October 20, 2014

Initial Impressions of the iPad 2

I finally received my iPad 2 a couple of days ago. I had ordered it back on March 11, 2011, the first day it was available. I had initially tried to pick one up at an Apple store, and after waiting in line almost two hours, they ran out of the model I wanted. So I went home to order it online. But by that point, there was already a two to three week wait! Mine came almost three weeks to the day after I ordered it. 

I’ve had an original model iPad since June of last year, right after they came out. So this is an upgrade for me. In addition to the iPad 2, I also bought the black leather Smart Cover. 

The original iPad was—and still is—amazing. Magical, as Apple likes to put it. For Apple to improve the iPad so dramatically over last year’s model is quite a feat. The iPad 2 is about one third thinner, several ounces lighter, and nearly twice as fast for most operations. Graphics can be as much as nine times faster. Then there are the additions of both front- and rear-facing cameras, FaceTime, and other features and software additions. 

While some of the reviews have indicated the iPad 2 is an evolutionary upgrade rather than a revolutionary upgrade (I would tend to agree), the improvements are still very significant, and I think make it worth upgrading if you’re a daily iPad user. 

The biggest improvement is the form factor. While the original iPad was relatively thin and portable, the iPad 2 is even more so, and you can readily tell the difference as soon as you pick it up. Thinness counts. Less weight means it’s easier to hold for longer periods without your hands tiring so quickly. The display, which is the same resolution as the original iPad, is even brighter and easier to use outdoors or other bright lighting conditions. 

Of course, the improved speed is a major benefit, too. You’ll notice the difference as soon as you open an app you’ve used regularly before. Browsing the Web with Safari is better than ever. Sites load more quickly, and the new iPad has enough memory to remember sites you’ve visited recently. I’m not a game player, but if you are, you’ll see some dramatic improvements in speed, especially related to game graphics. 

The cameras are a bit of a disappointment. They are relatively low resolution, not very good for still photography. My iPhone has a much better camera. They are very adequate, though, for video and FaceTime, for which they were primarily intended. 

The Smart Cover is more useful and practical than I expected. Even though it covers just the front of the iPad, it folds open in several different ways to hold the iPad at an angle, for easier typing or viewing, or removes completely with an easy pull. It fastens magnetically along the one side of the iPad, clicking perfectly into position as soon as the edges get close to each other. When the cover is closed, the iPad automatically turns off. Remove the cover, and the iPad is instantly on. Brilliant design. 

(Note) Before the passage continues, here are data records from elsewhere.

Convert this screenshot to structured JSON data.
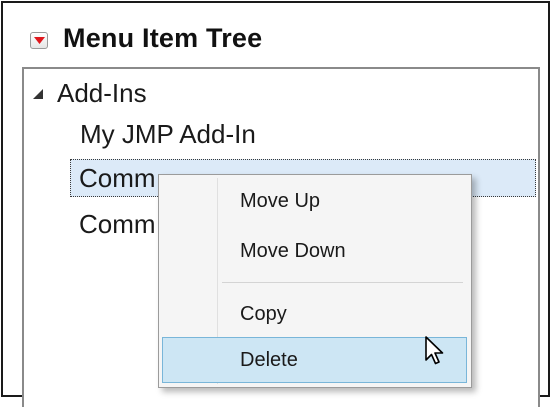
{
  "panel": {
    "title": "Menu Item Tree"
  },
  "tree": {
    "root": {
      "label": "Add-Ins",
      "expanded": true
    },
    "children": [
      {
        "label": "My JMP Add-In",
        "selected": false
      },
      {
        "label": "Comm",
        "selected": true
      },
      {
        "label": "Comm",
        "selected": false
      }
    ]
  },
  "context_menu": {
    "items": [
      {
        "label": "Move Up",
        "highlighted": false
      },
      {
        "label": "Move Down",
        "highlighted": false
      },
      {
        "label": "Copy",
        "highlighted": false
      },
      {
        "label": "Delete",
        "highlighted": true
      }
    ]
  },
  "icons": {
    "disclosure": "red-triangle-menu-icon",
    "tree_toggle": "expanded-triangle-icon",
    "cursor": "mouse-pointer-icon"
  },
  "colors": {
    "disclosure_triangle": "#e0171d",
    "selection_fill": "#dceaf8",
    "menu_highlight": "#cde6f4",
    "menu_highlight_border": "#79b6d9"
  }
}
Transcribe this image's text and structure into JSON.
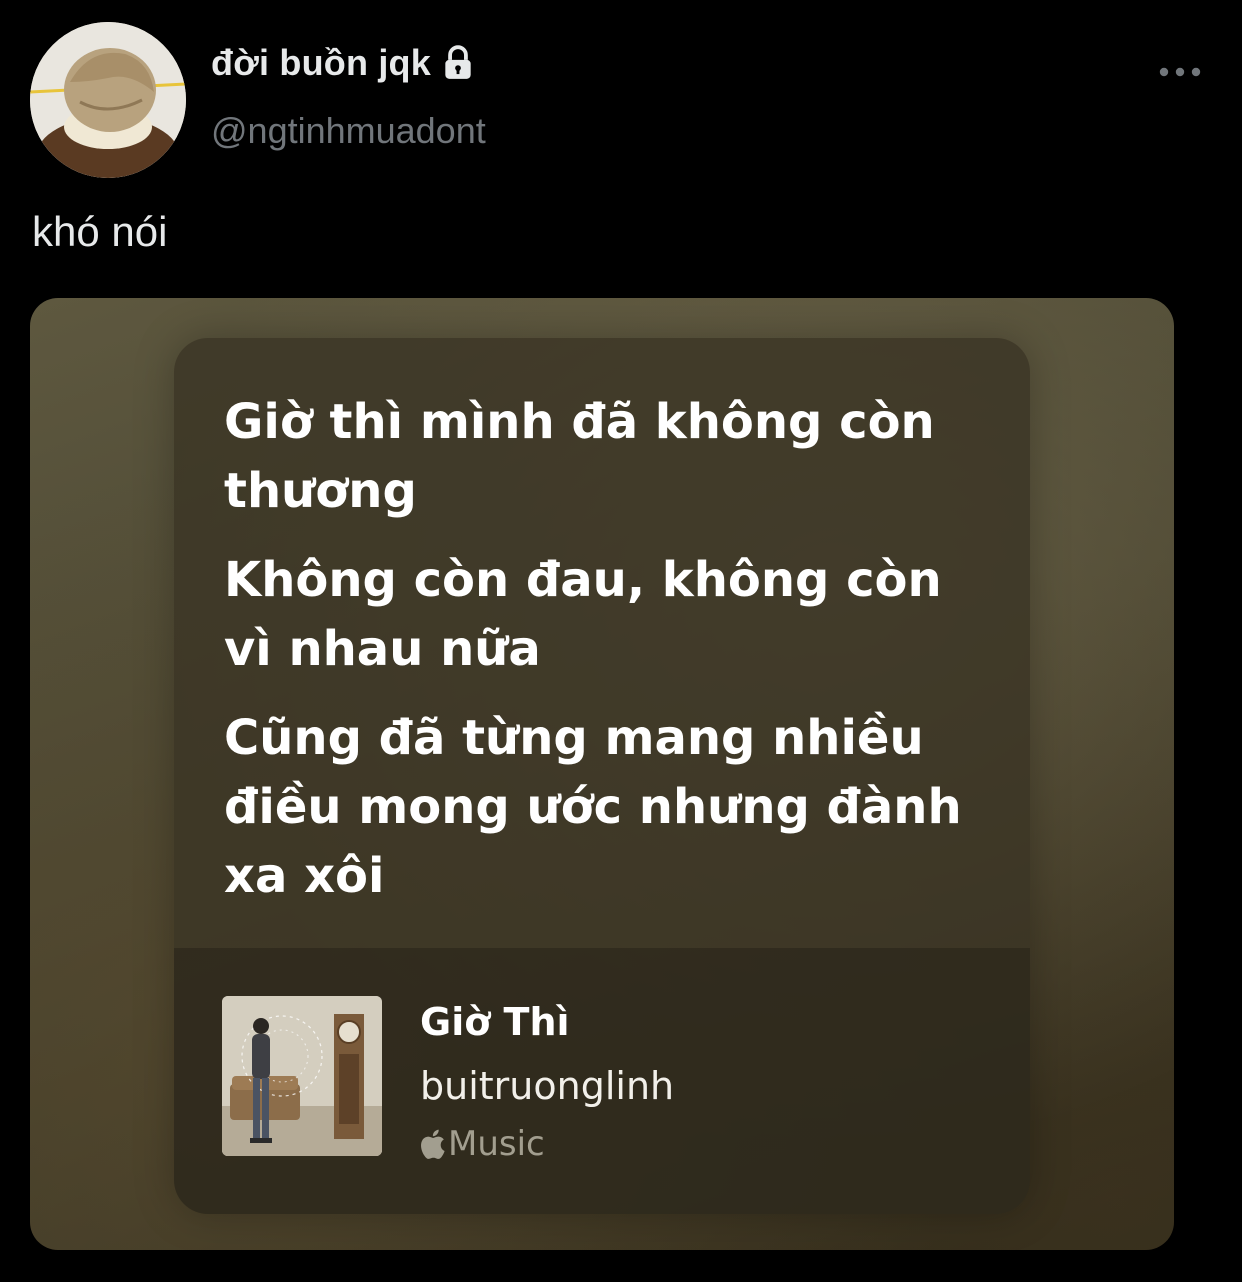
{
  "author": {
    "display_name": "đời buồn jqk",
    "handle": "@ngtinhmuadont",
    "avatar_icon": "avatar-photo",
    "protected_icon": "lock-icon"
  },
  "tweet": {
    "text": "khó nói",
    "more_icon": "more-dots-icon"
  },
  "media": {
    "lyrics": [
      "Giờ thì mình đã không còn thương",
      "Không còn đau, không còn vì nhau nữa",
      "Cũng đã từng mang nhiều điều mong ước nhưng đành xa xôi"
    ],
    "song": {
      "title": "Giờ Thì",
      "artist": "buitruonglinh",
      "service_label": "Music",
      "service_icon": "apple-logo-icon"
    }
  },
  "colors": {
    "background": "#000000",
    "primary_text": "#e7e9ea",
    "secondary_text": "#71767b",
    "card_tint": "#4e4a35"
  }
}
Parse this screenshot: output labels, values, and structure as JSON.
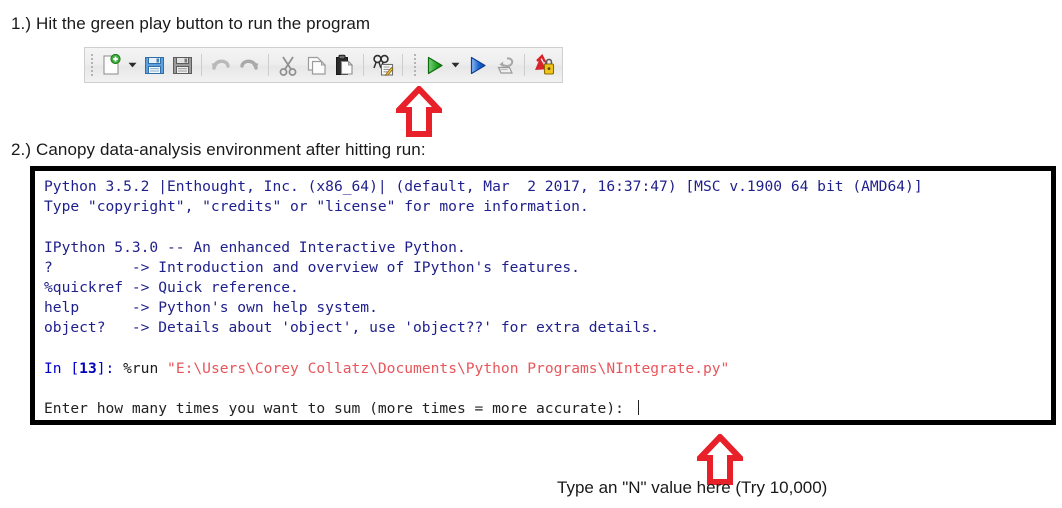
{
  "steps": {
    "step1": "1.) Hit the green play button to run the program",
    "step2": "2.) Canopy data-analysis environment after hitting run:"
  },
  "toolbar": {
    "buttons": [
      {
        "name": "new-file-icon",
        "label": "New File"
      },
      {
        "name": "new-file-dropdown-icon",
        "label": "New File Options"
      },
      {
        "name": "save-icon",
        "label": "Save"
      },
      {
        "name": "save-as-icon",
        "label": "Save As"
      },
      {
        "name": "undo-icon",
        "label": "Undo"
      },
      {
        "name": "redo-icon",
        "label": "Redo"
      },
      {
        "name": "cut-icon",
        "label": "Cut"
      },
      {
        "name": "copy-icon",
        "label": "Copy"
      },
      {
        "name": "paste-icon",
        "label": "Paste"
      },
      {
        "name": "find-replace-icon",
        "label": "Find and Replace"
      },
      {
        "name": "run-play-icon",
        "label": "Run File"
      },
      {
        "name": "run-dropdown-icon",
        "label": "Run Options"
      },
      {
        "name": "run-selection-icon",
        "label": "Run Selection"
      },
      {
        "name": "debug-icon",
        "label": "Debug"
      },
      {
        "name": "kernel-lock-icon",
        "label": "Interrupt Kernel"
      }
    ]
  },
  "annotations": {
    "arrow_play": "up-arrow-pointing-to-run-button",
    "arrow_input": "up-arrow-pointing-to-input-prompt",
    "caption": "Type an \"N\" value here (Try 10,000)"
  },
  "console": {
    "lines": [
      {
        "type": "banner",
        "text": "Python 3.5.2 |Enthought, Inc. (x86_64)| (default, Mar  2 2017, 16:37:47) [MSC v.1900 64 bit (AMD64)]"
      },
      {
        "type": "banner",
        "text": "Type \"copyright\", \"credits\" or \"license\" for more information."
      },
      {
        "type": "blank",
        "text": ""
      },
      {
        "type": "banner",
        "text": "IPython 5.3.0 -- An enhanced Interactive Python."
      },
      {
        "type": "banner",
        "text": "?         -> Introduction and overview of IPython's features."
      },
      {
        "type": "banner",
        "text": "%quickref -> Quick reference."
      },
      {
        "type": "banner",
        "text": "help      -> Python's own help system."
      },
      {
        "type": "banner",
        "text": "object?   -> Details about 'object', use 'object??' for extra details."
      },
      {
        "type": "blank",
        "text": ""
      },
      {
        "type": "input",
        "prompt_pre": "In [",
        "prompt_num": "13",
        "prompt_post": "]: ",
        "command": "%run ",
        "path": "\"E:\\Users\\Corey Collatz\\Documents\\Python Programs\\NIntegrate.py\""
      },
      {
        "type": "blank",
        "text": ""
      },
      {
        "type": "prompt",
        "text": "Enter how many times you want to sum (more times = more accurate): "
      }
    ]
  },
  "colors": {
    "banner_text": "#1f1f8c",
    "input_prompt": "#0000cc",
    "path_string": "#e8565c",
    "annotation_red": "#e8202a",
    "console_border": "#000000",
    "toolbar_bg": "#eeeeee"
  }
}
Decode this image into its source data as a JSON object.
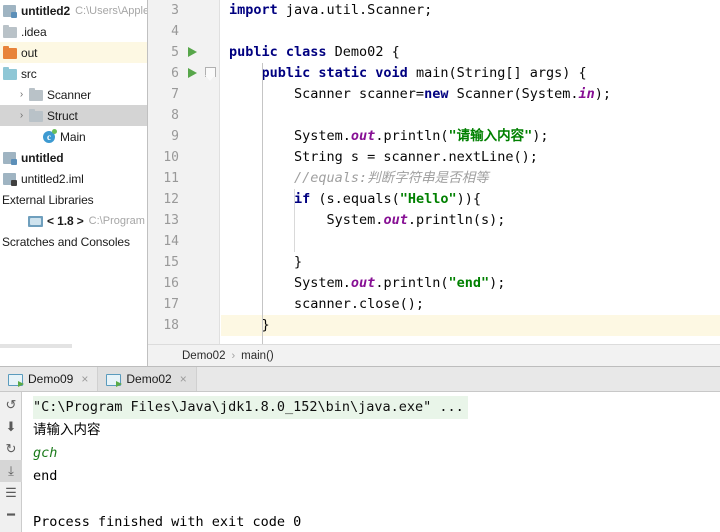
{
  "project_tree": {
    "name": "project-tree",
    "rows": [
      {
        "indent": 0,
        "arrow": "",
        "icon": "module-icon",
        "label": "untitled2",
        "bold": true,
        "sub": "C:\\Users\\Apple",
        "highlight": "none"
      },
      {
        "indent": 0,
        "arrow": "",
        "icon": "folder-icon",
        "label": ".idea",
        "bold": false,
        "sub": "",
        "highlight": "none"
      },
      {
        "indent": 0,
        "arrow": "",
        "icon": "folder-out-icon",
        "label": "out",
        "bold": false,
        "sub": "",
        "highlight": "cream"
      },
      {
        "indent": 0,
        "arrow": "",
        "icon": "folder-src-icon",
        "label": "src",
        "bold": false,
        "sub": "",
        "highlight": "none"
      },
      {
        "indent": 1,
        "arrow": "›",
        "icon": "folder-icon",
        "label": "Scanner",
        "bold": false,
        "sub": "",
        "highlight": "none"
      },
      {
        "indent": 1,
        "arrow": "›",
        "icon": "folder-icon",
        "label": "Struct",
        "bold": false,
        "sub": "",
        "highlight": "selected"
      },
      {
        "indent": 2,
        "arrow": "",
        "icon": "java-class-icon",
        "label": "Main",
        "bold": false,
        "sub": "",
        "highlight": "none"
      },
      {
        "indent": 0,
        "arrow": "",
        "icon": "module-icon",
        "label": "untitled",
        "bold": true,
        "sub": "",
        "highlight": "none"
      },
      {
        "indent": 0,
        "arrow": "",
        "icon": "module-file-icon",
        "label": "untitled2.iml",
        "bold": false,
        "sub": "",
        "highlight": "none"
      },
      {
        "indent": 0,
        "arrow": "",
        "icon": "none",
        "label": "External Libraries",
        "bold": false,
        "sub": "",
        "highlight": "none"
      },
      {
        "indent": 1,
        "arrow": "",
        "icon": "library-icon",
        "label": "< 1.8 >",
        "bold": true,
        "sub": "C:\\Program Fi",
        "highlight": "none"
      },
      {
        "indent": 0,
        "arrow": "",
        "icon": "none",
        "label": "Scratches and Consoles",
        "bold": false,
        "sub": "",
        "highlight": "none"
      }
    ]
  },
  "editor": {
    "name": "code-editor",
    "first_line_number": 3,
    "gutter_run_markers": [
      5,
      6
    ],
    "fold_marker_line": 6,
    "highlighted_line": 18,
    "lines": [
      {
        "n": 3,
        "tokens": [
          {
            "t": "kw",
            "v": "import"
          },
          {
            "t": "pln",
            "v": " java.util.Scanner;"
          }
        ]
      },
      {
        "n": 4,
        "tokens": []
      },
      {
        "n": 5,
        "tokens": [
          {
            "t": "kw",
            "v": "public class"
          },
          {
            "t": "pln",
            "v": " Demo02 {"
          }
        ]
      },
      {
        "n": 6,
        "tokens": [
          {
            "t": "pln",
            "v": "    "
          },
          {
            "t": "kw",
            "v": "public static void"
          },
          {
            "t": "pln",
            "v": " main(String[] args) {"
          }
        ]
      },
      {
        "n": 7,
        "tokens": [
          {
            "t": "pln",
            "v": "        Scanner scanner="
          },
          {
            "t": "kw",
            "v": "new"
          },
          {
            "t": "pln",
            "v": " Scanner(System."
          },
          {
            "t": "fld",
            "v": "in"
          },
          {
            "t": "pln",
            "v": ");"
          }
        ]
      },
      {
        "n": 8,
        "tokens": []
      },
      {
        "n": 9,
        "tokens": [
          {
            "t": "pln",
            "v": "        System."
          },
          {
            "t": "fld",
            "v": "out"
          },
          {
            "t": "pln",
            "v": ".println("
          },
          {
            "t": "str",
            "v": "\"请输入内容\""
          },
          {
            "t": "pln",
            "v": ");"
          }
        ]
      },
      {
        "n": 10,
        "tokens": [
          {
            "t": "pln",
            "v": "        String s = scanner.nextLine();"
          }
        ]
      },
      {
        "n": 11,
        "tokens": [
          {
            "t": "pln",
            "v": "        "
          },
          {
            "t": "cm",
            "v": "//equals:判断字符串是否相等"
          }
        ]
      },
      {
        "n": 12,
        "tokens": [
          {
            "t": "pln",
            "v": "        "
          },
          {
            "t": "kw",
            "v": "if"
          },
          {
            "t": "pln",
            "v": " (s.equals("
          },
          {
            "t": "str",
            "v": "\"Hello\""
          },
          {
            "t": "pln",
            "v": ")){"
          }
        ]
      },
      {
        "n": 13,
        "tokens": [
          {
            "t": "pln",
            "v": "            System."
          },
          {
            "t": "fld",
            "v": "out"
          },
          {
            "t": "pln",
            "v": ".println(s);"
          }
        ]
      },
      {
        "n": 14,
        "tokens": []
      },
      {
        "n": 15,
        "tokens": [
          {
            "t": "pln",
            "v": "        }"
          }
        ]
      },
      {
        "n": 16,
        "tokens": [
          {
            "t": "pln",
            "v": "        System."
          },
          {
            "t": "fld",
            "v": "out"
          },
          {
            "t": "pln",
            "v": ".println("
          },
          {
            "t": "str",
            "v": "\"end\""
          },
          {
            "t": "pln",
            "v": ");"
          }
        ]
      },
      {
        "n": 17,
        "tokens": [
          {
            "t": "pln",
            "v": "        scanner.close();"
          }
        ]
      },
      {
        "n": 18,
        "tokens": [
          {
            "t": "pln",
            "v": "    }"
          }
        ]
      }
    ]
  },
  "breadcrumb": {
    "name": "editor-breadcrumb",
    "items": [
      "Demo02",
      "main()"
    ],
    "separator": "›"
  },
  "run_window": {
    "name": "run-tool-window",
    "tabs": [
      {
        "label": "Demo09",
        "active": false,
        "close": "×"
      },
      {
        "label": "Demo02",
        "active": true,
        "close": "×"
      }
    ],
    "toolbar": [
      {
        "name": "rerun-button",
        "glyph": "↺",
        "selected": false
      },
      {
        "name": "stop-button",
        "glyph": "⬇",
        "selected": false
      },
      {
        "name": "restart-button",
        "glyph": "↻",
        "selected": false
      },
      {
        "name": "scroll-to-end-button",
        "glyph": "⤓",
        "selected": true
      },
      {
        "name": "print-button",
        "glyph": "☰",
        "selected": false
      },
      {
        "name": "soft-wrap-button",
        "glyph": "━",
        "selected": false
      }
    ],
    "console": {
      "name": "console-output",
      "lines": [
        {
          "style": "cmd",
          "text": "\"C:\\Program Files\\Java\\jdk1.8.0_152\\bin\\java.exe\" ..."
        },
        {
          "style": "cjk",
          "text": "请输入内容"
        },
        {
          "style": "input",
          "text": "gch"
        },
        {
          "style": "plain",
          "text": "end"
        },
        {
          "style": "plain",
          "text": ""
        },
        {
          "style": "plain",
          "text": "Process finished with exit code 0"
        }
      ]
    }
  },
  "colors": {
    "keyword": "#000080",
    "string": "#008000",
    "comment": "#a0a0a0",
    "field": "#871094",
    "run_marker_green": "#57a64a",
    "highlight_cream": "#fdf8e3",
    "selection_gray": "#d4d4d4",
    "console_cmd_bg": "#e9f5e9",
    "console_input_green": "#1a7a1a"
  }
}
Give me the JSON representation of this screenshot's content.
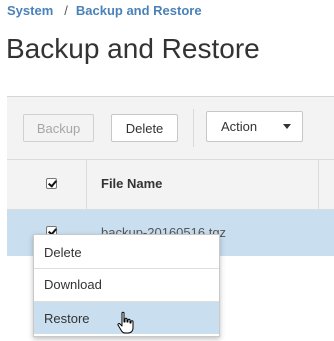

The iPad is one of the most valuable tools a motorcoach driver can use. I’ll be posting another article shortly on how I’m using the iPad, updated from my earlier article with apps I think are most helpful to a driver. 

(Written and posted from my iPad 2)

About Bob Bergey

Bob has been driving motorcoaches since 2002, in every state east of the Mississippi and a few west, as well as the four southeastern-most provinces of Canada. In addition to driving, he's an avid photographer (and former professional), enjoys writing and technology.

Comments

  1. Dave King says:

    Thanks for the post Bob. Bought iphone and ipad over Christmas last year. Don’t know what I ever did without either one of them!!